However, a few weeks back I received an advanced copy of How to Turn Your Marriage Around in 10 Days by Philip Wagner, Sr. Pastor of Oasis Church in Los Angeles. I started to casually peruse it like usual, expecting just another “marriage miracle” book and I have to say, this book might actually be the real deal.
Turns out, Wagner and his wife have been married 27 years and have counseled couples all over the world. So, it’s no surprise that his book is full of practical, candid, and relatable advice. So much so, that it inspired me to write a post in response.
Now, I don’t need to turn my marriage around in 10 days, but Wagner acknowledges that even if you have a great marriage there are still valuable lessons within the book’s pages.
My favorite chapter dealt with priorities. As I was reading I found myself saying things like, “Oh, snap” and “Oh, he just went there.” Wager pulls no punches and cuts straight to the point:
Does prioritizing time with friends speak about your spouse’s needs and wants, or yours? Do your checkbook entries reveal money spent growing your relationship, or escaping it? What is the priority of your life?
Now, I don’t know about you, but I strongly believe that where we spend our money is a reflection of our heart. I never thought about actually spending money to grow my marriage, but in reality, that is exactly what Jonathan and I do.
We save to take much-needed-child-free-vacations. We have date night every week and have committed that if ever there was a time when we would need to pay for babysitting (cause’ grandmas are awesome and free) we would. We spend money to prioritize our relationship.
Wagner goes on to say,”“Is your marriage business-centered? Children-centered? Friend-centered? Ministry-centered? Or is your marriage itself the priority?
Often times, Wagner explains, we are afraid to prioritize our marriages for fear that they will become idols. We believe in not neglecting our marriages or not letting them slip down on the list of priorities, but that is not the same as creating a marriage-centered life.
My husband has told me from day one of life together that I would always remain his number one ministry.

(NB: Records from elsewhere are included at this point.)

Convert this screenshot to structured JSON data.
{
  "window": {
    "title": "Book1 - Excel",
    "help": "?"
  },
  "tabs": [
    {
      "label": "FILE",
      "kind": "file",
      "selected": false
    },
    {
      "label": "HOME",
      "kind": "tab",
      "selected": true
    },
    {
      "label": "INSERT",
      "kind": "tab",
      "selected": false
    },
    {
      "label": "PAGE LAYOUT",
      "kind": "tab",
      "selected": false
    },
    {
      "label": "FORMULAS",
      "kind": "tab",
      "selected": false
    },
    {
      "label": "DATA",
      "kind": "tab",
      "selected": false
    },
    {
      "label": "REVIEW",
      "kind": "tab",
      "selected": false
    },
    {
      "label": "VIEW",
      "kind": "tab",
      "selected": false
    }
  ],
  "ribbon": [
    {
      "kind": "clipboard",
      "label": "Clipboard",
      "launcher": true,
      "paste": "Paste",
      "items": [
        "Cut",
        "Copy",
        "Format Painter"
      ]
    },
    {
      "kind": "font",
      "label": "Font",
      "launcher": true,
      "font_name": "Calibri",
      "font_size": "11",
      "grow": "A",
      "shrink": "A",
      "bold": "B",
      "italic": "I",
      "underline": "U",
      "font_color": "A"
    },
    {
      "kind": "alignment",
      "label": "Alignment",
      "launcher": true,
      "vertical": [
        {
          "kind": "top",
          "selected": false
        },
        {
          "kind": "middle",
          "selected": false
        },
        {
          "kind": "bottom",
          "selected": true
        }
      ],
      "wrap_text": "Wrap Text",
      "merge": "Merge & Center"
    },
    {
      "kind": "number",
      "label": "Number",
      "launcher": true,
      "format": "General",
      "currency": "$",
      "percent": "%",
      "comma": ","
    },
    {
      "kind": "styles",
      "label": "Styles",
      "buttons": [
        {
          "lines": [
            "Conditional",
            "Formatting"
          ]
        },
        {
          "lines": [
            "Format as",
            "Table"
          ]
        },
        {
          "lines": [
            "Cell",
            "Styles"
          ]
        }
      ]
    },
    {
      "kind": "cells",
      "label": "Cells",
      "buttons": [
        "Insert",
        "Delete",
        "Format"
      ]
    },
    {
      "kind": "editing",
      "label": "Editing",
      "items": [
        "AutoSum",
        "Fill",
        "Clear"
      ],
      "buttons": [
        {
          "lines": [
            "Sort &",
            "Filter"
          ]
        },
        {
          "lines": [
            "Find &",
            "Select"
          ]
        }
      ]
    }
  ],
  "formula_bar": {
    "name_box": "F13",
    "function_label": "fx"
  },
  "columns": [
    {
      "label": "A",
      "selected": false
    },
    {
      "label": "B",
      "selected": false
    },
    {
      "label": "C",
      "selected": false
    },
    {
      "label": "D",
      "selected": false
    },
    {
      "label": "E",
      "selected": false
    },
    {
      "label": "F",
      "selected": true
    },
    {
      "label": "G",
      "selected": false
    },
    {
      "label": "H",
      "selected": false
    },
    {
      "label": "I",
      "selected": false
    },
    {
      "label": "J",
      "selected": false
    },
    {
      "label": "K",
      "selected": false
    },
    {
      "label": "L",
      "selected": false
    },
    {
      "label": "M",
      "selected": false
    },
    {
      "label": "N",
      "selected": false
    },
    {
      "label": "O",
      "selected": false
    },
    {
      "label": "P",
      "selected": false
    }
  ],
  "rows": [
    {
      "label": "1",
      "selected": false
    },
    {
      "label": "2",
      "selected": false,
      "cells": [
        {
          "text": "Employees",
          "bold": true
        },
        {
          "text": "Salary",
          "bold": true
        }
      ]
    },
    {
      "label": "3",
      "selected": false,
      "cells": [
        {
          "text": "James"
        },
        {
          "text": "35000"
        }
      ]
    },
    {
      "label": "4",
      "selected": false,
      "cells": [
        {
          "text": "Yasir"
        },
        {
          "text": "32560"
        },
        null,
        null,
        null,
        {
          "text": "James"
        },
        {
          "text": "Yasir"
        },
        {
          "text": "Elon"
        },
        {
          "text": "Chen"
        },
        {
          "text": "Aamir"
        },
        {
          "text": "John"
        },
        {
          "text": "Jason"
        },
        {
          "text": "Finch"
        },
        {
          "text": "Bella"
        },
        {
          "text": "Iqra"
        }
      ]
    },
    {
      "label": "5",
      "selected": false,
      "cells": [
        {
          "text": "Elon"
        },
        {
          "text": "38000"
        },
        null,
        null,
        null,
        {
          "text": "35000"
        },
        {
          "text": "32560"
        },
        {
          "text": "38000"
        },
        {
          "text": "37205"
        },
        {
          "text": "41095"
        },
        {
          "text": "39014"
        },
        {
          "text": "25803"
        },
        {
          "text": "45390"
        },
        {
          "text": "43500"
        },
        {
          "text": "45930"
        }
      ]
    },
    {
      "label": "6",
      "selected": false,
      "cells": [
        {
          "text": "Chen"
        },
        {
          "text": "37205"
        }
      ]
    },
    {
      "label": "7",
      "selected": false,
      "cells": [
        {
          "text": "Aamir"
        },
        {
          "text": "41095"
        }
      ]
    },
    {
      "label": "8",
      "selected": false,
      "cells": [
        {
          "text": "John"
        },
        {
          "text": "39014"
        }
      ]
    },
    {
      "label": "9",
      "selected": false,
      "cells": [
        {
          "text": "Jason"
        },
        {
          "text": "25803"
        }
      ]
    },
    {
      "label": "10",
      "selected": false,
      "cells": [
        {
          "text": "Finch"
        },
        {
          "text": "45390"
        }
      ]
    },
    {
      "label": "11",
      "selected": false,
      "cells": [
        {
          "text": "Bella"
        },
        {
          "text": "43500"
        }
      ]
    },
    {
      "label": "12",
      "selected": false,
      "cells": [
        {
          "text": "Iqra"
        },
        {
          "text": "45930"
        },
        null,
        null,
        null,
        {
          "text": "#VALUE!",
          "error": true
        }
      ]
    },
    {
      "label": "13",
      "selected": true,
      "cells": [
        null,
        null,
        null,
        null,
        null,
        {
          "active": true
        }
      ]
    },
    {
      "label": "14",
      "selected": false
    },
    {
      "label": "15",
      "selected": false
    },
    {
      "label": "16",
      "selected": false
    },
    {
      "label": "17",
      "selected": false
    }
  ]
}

Our marriage takes precedence over our children, our church, our friendships, our extended family. Some people find this idea uncomfortable or out of order. But, assuming both spouses are living Christ-centered lives, the next and logical priority must be one’s marriage.
My children, family, friends, and church will see a healthy marriage. That is our witness of Christ. In prioritizing our marriage, we are painting for those watching an intricate and powerful portrait of Jesus’ love for His bride. When we consider that some statistics suggest that the average marriage lasts only 7 years, why would we wait to begin cultivating marriage-centered lives?

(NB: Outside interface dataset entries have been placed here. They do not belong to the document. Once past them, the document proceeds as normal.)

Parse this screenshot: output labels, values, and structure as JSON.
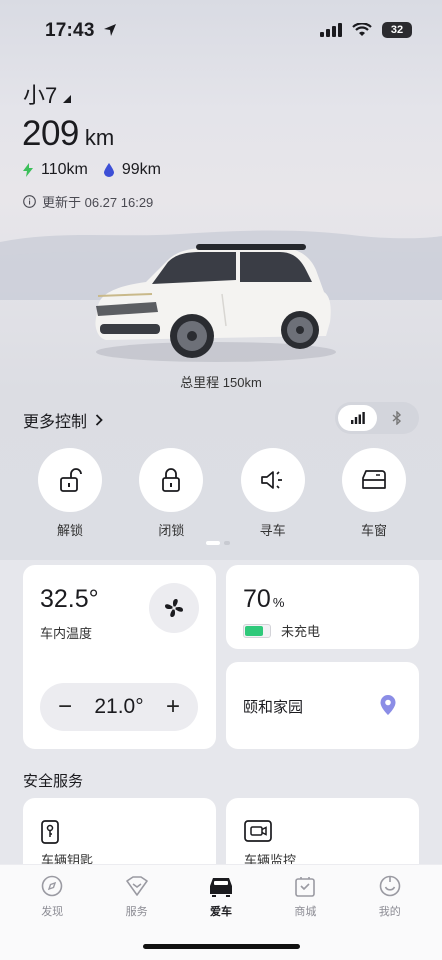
{
  "status_bar": {
    "time": "17:43",
    "battery": "32"
  },
  "vehicle": {
    "name": "小7",
    "range_value": "209",
    "range_unit": "km",
    "electric_range": "110km",
    "fuel_range": "99km",
    "updated": "更新于 06.27 16:29",
    "odometer": "总里程 150km"
  },
  "controls_header": {
    "more_control": "更多控制"
  },
  "quick_controls": [
    {
      "label": "解锁",
      "icon": "unlock-icon"
    },
    {
      "label": "闭锁",
      "icon": "lock-icon"
    },
    {
      "label": "寻车",
      "icon": "find-car-horn-icon"
    },
    {
      "label": "车窗",
      "icon": "window-icon"
    }
  ],
  "climate": {
    "cabin_temp": "32.5°",
    "cabin_temp_label": "车内温度",
    "set_temp": "21.0°",
    "minus": "−",
    "plus": "+"
  },
  "battery": {
    "percent": "70",
    "percent_unit": "%",
    "level": 0.7,
    "status": "未充电",
    "color": "#2fc97a"
  },
  "location": {
    "name": "颐和家园"
  },
  "safety": {
    "title": "安全服务",
    "items": [
      {
        "label": "车辆钥匙",
        "icon": "car-key-icon"
      },
      {
        "label": "车辆监控",
        "icon": "camera-monitor-icon"
      }
    ]
  },
  "tabbar": {
    "items": [
      {
        "label": "发现",
        "icon": "compass-icon"
      },
      {
        "label": "服务",
        "icon": "service-heart-icon"
      },
      {
        "label": "爱车",
        "icon": "car-icon"
      },
      {
        "label": "商城",
        "icon": "mall-bag-icon"
      },
      {
        "label": "我的",
        "icon": "profile-smile-icon"
      }
    ],
    "active": 2
  },
  "colors": {
    "accent_electric": "#3cbf5a",
    "accent_fuel": "#3d4fd6",
    "location_pin": "#8b8de6"
  }
}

I appreciated the questions Wagner poses on priorties and I submit them to you, as well:
Think about what takes your attention away from your marriage. Is it your career, money, friends, hobbies, or goals? Is it your ministry or Church? How will you prioritize your relationship? What will you give up in order to have a marriage-centered life?
I didn’t come to Jesus a virgin. Instead, I came to Jesus with far more sexual experience a girl of 16 should have. I also came to Jesus, however, somehow knowing that He didn’t care about any of that. He saw me as a virgin. It was a new day.
So, I suppose on some level, I expected the church to talk about this fact, too. I expected to hear rousing sermons on the gift of sex, ordained by God, pleasing to Him when experienced between man and wife. I expected to hear exactly what it was I was now waiting for, having once had sex, only to give it up in pursuit of Christ.
But, those messages from the church never came. Different ones did, however.
I think a youth pastor once talked about what not to do–how to not let things go too far with your boyfriend–so as to remain a virgin. You know, since virginity was the prize and all. Virginity, it seemed, was what all young Christian people were to aspire to.